* TO DO:
Only lines that contain the word "body" are to be returned from the data below.

[Start of Attachment]

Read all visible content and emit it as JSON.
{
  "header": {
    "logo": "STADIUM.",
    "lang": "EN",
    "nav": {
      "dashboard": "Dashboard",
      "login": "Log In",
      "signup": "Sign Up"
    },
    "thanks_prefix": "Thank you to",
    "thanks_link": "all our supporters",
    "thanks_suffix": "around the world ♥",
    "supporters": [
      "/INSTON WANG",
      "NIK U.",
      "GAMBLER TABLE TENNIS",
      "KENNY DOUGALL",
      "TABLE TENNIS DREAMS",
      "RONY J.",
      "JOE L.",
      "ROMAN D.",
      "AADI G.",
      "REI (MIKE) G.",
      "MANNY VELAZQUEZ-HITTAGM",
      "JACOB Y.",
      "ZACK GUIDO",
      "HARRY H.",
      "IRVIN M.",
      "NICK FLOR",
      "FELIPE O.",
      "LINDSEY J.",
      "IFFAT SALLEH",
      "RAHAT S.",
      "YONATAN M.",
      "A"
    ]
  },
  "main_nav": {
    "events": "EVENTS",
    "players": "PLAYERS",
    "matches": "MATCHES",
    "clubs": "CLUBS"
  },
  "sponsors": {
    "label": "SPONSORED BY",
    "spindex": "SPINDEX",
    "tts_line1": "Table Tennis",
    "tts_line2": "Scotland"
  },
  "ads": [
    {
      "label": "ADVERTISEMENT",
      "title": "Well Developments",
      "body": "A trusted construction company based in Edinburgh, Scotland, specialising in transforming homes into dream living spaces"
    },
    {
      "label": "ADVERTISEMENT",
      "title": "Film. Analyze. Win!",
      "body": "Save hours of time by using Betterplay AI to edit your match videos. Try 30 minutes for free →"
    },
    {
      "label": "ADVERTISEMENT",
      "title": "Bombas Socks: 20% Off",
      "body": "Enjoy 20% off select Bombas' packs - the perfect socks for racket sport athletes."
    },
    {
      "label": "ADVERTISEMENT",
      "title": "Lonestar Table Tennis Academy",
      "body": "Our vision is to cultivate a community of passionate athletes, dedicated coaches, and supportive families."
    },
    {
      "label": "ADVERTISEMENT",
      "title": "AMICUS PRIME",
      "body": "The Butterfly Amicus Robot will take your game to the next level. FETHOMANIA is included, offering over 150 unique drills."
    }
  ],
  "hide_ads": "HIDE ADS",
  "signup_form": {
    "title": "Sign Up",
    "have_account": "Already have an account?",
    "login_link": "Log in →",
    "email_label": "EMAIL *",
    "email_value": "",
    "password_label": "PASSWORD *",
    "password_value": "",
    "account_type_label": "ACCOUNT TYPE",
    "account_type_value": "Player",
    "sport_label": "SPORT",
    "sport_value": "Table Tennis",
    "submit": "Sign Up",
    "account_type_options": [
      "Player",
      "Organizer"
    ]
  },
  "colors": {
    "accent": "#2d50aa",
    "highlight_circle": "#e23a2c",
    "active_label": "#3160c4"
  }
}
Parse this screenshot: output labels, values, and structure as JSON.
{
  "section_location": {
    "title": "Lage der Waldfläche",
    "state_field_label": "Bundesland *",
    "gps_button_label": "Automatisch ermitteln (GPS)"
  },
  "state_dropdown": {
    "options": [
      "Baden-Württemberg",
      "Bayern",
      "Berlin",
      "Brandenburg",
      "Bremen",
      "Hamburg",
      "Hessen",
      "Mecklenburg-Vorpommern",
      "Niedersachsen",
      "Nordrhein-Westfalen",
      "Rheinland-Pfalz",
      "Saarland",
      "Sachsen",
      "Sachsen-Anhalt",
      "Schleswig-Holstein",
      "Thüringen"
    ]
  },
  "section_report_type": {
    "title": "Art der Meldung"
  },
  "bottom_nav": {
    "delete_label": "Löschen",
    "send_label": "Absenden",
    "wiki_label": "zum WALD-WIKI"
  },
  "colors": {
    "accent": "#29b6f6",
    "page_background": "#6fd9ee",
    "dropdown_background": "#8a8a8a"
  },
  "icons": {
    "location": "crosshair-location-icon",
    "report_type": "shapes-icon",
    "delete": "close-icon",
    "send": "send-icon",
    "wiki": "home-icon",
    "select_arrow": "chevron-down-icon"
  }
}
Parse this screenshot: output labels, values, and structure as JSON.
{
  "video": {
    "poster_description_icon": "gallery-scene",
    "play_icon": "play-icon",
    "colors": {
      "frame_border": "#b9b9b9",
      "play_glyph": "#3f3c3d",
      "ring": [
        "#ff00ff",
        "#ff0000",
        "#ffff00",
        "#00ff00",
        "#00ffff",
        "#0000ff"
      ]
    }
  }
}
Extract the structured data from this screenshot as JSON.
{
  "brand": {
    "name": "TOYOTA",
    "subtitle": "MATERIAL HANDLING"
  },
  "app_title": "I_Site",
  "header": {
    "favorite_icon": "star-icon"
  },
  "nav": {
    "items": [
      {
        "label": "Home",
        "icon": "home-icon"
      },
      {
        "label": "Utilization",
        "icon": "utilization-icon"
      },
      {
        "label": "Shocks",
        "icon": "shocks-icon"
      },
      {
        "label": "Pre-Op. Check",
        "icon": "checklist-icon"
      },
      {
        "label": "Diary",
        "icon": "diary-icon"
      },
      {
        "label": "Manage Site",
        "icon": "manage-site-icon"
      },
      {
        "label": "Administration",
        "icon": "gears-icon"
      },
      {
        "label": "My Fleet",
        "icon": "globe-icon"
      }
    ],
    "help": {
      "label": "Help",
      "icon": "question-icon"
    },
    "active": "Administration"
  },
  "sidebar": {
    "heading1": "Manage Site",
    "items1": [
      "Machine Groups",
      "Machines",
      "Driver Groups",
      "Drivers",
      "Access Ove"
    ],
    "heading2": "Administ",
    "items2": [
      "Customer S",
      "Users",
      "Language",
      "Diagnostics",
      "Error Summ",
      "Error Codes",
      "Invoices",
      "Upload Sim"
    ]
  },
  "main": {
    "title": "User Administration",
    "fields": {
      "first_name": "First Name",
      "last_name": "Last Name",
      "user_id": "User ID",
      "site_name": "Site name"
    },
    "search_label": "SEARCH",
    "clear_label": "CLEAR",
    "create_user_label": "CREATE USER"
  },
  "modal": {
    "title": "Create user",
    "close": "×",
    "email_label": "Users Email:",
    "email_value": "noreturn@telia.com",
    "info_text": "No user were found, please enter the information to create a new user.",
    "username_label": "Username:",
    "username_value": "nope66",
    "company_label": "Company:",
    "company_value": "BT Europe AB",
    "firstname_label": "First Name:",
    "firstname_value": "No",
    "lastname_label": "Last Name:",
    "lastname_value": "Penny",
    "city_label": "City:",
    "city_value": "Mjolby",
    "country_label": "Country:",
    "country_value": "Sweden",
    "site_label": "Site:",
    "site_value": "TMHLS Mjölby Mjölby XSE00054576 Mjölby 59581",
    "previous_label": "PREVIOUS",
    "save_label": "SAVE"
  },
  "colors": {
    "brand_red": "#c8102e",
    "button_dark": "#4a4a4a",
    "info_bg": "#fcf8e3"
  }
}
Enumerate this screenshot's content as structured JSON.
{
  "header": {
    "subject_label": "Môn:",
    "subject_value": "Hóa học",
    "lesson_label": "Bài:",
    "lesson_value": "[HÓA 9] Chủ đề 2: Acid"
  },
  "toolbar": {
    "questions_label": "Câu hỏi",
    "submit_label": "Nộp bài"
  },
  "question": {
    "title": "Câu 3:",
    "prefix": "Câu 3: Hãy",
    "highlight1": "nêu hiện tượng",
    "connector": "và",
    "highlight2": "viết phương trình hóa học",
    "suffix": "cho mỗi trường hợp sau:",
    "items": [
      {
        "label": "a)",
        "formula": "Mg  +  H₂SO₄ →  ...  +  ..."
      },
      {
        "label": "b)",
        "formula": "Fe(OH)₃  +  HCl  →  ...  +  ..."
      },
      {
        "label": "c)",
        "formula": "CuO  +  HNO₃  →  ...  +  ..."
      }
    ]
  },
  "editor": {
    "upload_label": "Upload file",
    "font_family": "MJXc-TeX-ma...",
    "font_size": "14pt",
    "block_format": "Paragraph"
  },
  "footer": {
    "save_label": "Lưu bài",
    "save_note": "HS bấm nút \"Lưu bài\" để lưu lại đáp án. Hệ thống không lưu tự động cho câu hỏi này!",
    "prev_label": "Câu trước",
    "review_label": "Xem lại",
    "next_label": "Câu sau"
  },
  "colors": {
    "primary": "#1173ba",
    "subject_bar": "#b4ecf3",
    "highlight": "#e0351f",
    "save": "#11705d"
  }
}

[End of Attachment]

* SOLUTION TO THIS PROBLEM:
      "body": "A trusted construction company based in Edinburgh, Scotland, specialising in transforming homes into dream living spaces"
      "body": "Save hours of time by using Betterplay AI to edit your match videos. Try 30 minutes for free →"
      "body": "Enjoy 20% off select Bombas' packs - the perfect socks for racket sport athletes."
      "body": "Our vision is to cultivate a community of passionate athletes, dedicated coaches, and supportive families."
      "body": "The Butterfly Amicus Robot will take your game to the next level. FETHOMANIA is included, offering over 150 unique drills."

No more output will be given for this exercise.